A BRIEF HISTORY OF 180 9TH STREET
180 9th Street was the home to The Betz Brewery. The building was taken by the city and demolished. The golden door charter school was built under the Schundler Administration from a $32 million bond that included $9.5 million for an "educational-recreation center" on the site of the for Betz Brewery. The Golden Door Charter School occupied the building for 13 years until 2011. The monthly rent started out in the high $60,000's and was $77,000 per month when Golden Door had to move locations as they were unable to pay another rent increase which would raise the rent to $85,000 per month. As of 2014 the city has a debt of approximately $725,000 per year on the building.
LINKS & ARTICLES
The Betz Brewery Redevelopment Plan can be viewed here
Lembeck and Betz Eagle Brewing Company
Jersey City Then and Now - Lembeck & Betz Brewery - 9th Street at Marin Boulevard / Henderson
TRF The Reinvestment Fund Golden Door Charter School

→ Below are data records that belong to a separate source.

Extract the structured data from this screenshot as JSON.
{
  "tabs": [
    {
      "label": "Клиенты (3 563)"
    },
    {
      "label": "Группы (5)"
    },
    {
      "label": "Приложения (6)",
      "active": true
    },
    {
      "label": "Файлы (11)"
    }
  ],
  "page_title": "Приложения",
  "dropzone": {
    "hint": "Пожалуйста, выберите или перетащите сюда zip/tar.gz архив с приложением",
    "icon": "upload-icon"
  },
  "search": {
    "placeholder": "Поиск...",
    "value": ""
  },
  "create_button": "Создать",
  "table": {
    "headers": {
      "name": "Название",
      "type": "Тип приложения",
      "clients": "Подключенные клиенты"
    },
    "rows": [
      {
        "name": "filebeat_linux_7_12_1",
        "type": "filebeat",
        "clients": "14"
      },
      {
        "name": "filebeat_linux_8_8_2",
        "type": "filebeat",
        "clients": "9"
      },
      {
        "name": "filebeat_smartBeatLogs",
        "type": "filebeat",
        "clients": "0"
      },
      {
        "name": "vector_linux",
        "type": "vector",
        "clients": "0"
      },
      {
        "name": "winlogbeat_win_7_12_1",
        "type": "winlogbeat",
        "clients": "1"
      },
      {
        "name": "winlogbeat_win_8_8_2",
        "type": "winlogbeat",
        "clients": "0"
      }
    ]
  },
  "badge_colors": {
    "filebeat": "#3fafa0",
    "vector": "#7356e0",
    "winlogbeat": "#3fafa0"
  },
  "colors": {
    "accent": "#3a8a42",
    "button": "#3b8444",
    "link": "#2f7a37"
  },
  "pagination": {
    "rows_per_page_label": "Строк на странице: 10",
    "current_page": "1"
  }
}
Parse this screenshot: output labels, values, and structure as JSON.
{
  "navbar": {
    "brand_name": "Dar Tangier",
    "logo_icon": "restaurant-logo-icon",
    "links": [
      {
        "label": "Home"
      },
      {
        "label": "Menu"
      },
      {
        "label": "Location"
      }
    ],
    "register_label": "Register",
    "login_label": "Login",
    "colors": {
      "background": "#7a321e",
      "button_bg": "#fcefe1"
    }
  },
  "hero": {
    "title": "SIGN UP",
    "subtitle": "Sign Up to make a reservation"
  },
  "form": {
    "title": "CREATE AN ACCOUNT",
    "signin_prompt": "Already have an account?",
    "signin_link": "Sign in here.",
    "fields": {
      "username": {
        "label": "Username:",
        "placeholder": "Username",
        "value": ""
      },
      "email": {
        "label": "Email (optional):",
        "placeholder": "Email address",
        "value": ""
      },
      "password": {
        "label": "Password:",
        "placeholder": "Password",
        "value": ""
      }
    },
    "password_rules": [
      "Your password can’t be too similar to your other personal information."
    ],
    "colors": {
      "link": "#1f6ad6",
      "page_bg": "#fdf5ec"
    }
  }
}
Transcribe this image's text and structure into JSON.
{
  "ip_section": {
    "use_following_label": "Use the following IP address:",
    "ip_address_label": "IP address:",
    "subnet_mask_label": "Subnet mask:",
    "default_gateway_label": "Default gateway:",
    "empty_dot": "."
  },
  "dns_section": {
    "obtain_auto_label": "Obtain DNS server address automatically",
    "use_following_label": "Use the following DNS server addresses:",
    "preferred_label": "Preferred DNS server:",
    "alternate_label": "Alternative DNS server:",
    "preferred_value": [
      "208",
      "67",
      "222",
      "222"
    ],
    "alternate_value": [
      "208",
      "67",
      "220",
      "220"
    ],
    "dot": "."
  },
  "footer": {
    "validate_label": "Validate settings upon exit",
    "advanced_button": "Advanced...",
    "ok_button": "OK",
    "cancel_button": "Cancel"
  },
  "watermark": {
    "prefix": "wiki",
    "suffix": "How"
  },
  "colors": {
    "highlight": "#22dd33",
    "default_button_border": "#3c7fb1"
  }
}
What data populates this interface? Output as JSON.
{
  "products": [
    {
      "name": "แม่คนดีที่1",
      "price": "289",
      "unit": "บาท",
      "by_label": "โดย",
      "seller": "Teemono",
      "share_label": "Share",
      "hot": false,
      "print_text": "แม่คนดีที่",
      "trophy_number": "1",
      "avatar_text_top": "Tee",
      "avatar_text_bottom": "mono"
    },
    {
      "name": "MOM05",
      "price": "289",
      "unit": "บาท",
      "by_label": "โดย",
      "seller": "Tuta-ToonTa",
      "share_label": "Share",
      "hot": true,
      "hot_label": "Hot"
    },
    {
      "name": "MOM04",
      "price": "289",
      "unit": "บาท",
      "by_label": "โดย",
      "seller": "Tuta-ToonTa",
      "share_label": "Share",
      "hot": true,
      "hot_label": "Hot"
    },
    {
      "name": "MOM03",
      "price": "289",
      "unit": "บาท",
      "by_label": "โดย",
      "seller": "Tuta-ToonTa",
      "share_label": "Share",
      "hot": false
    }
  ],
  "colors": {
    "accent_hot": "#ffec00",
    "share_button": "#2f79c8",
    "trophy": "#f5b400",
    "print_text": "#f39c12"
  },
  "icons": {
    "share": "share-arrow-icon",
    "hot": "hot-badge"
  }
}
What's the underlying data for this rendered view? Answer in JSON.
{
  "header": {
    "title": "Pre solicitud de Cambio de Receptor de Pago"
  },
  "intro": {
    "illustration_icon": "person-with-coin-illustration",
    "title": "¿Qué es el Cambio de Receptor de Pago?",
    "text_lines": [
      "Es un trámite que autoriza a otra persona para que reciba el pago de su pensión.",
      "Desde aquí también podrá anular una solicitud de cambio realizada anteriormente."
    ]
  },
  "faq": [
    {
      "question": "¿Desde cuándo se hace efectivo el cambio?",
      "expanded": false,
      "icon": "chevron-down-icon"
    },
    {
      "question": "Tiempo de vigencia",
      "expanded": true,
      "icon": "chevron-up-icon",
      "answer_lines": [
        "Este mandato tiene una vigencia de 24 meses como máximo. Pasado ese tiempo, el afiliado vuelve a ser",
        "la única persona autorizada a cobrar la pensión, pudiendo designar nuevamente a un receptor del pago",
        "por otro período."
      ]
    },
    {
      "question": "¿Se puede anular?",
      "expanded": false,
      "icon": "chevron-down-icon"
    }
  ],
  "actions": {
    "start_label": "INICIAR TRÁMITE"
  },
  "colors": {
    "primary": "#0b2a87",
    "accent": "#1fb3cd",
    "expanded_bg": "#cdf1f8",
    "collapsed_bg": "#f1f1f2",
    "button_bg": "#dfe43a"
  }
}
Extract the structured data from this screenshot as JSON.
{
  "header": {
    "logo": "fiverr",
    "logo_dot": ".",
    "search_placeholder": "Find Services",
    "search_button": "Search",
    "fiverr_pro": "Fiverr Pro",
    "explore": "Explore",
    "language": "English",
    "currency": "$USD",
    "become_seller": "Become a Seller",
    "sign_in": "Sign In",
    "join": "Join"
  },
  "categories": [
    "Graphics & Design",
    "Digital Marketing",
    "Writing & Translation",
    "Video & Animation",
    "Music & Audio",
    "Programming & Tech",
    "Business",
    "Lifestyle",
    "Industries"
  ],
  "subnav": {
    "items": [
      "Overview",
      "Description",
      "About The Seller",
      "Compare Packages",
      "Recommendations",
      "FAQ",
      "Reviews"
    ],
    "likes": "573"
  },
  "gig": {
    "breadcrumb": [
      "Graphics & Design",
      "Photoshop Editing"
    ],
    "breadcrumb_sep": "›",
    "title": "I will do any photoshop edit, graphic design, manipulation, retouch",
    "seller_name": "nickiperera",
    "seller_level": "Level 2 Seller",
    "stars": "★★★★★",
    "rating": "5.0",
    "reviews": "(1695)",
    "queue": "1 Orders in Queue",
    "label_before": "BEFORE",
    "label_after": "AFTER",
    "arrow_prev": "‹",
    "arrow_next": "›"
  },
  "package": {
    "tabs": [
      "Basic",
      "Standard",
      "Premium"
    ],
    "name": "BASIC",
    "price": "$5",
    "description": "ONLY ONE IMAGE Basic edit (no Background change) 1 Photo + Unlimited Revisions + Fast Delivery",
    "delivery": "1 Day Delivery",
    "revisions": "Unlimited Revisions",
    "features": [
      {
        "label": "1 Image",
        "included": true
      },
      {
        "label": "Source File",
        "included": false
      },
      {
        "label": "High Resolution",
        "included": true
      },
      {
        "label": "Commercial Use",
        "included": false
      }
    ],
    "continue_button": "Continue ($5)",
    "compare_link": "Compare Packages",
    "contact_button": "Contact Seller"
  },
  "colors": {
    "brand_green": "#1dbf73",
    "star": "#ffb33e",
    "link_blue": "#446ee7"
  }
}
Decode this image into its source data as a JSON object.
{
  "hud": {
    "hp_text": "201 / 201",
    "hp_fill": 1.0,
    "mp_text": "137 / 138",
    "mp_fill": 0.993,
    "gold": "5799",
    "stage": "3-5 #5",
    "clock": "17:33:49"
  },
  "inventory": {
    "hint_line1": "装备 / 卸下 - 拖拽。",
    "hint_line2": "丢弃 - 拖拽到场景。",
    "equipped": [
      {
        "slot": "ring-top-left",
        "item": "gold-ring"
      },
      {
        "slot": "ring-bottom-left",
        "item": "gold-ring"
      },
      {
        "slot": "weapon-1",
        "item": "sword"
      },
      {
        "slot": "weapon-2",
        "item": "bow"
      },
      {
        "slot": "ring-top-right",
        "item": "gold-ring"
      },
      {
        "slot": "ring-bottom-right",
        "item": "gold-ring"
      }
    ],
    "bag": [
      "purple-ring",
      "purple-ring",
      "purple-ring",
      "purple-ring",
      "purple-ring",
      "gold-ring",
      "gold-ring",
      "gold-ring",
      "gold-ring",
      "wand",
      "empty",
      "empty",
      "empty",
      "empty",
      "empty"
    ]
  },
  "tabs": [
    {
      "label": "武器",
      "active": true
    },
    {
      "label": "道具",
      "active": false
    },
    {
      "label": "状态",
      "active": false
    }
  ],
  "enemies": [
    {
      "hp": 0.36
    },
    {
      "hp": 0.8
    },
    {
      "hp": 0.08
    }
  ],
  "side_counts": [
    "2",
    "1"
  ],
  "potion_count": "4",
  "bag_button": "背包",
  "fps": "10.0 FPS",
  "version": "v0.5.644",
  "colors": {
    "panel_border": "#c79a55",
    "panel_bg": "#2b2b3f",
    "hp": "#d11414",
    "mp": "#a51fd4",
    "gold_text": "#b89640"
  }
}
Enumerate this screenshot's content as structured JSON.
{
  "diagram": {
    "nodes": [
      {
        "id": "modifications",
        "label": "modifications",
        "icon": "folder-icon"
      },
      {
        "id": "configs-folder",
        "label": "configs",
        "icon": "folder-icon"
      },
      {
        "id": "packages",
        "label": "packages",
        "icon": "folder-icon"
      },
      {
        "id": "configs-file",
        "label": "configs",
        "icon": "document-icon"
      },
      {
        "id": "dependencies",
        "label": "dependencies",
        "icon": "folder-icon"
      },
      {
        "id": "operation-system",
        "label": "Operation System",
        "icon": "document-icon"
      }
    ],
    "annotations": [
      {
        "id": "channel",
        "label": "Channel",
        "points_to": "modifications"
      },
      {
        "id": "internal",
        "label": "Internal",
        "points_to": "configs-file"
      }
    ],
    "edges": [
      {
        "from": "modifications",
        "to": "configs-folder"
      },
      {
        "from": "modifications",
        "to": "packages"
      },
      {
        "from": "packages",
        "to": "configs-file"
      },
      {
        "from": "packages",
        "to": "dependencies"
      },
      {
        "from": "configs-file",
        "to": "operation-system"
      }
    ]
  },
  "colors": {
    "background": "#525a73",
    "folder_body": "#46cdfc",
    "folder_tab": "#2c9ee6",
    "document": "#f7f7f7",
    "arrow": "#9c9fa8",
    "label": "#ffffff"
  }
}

Jersey City Redevelopment Agency - Betz Brewery
Charter School Downtown Can't Buy Community Center from City
Jersey City's Golden Door Charter School to move for more space, cheaper rent
Mayor Fulop, Jersey City Board of Education bump heads over pre-K centers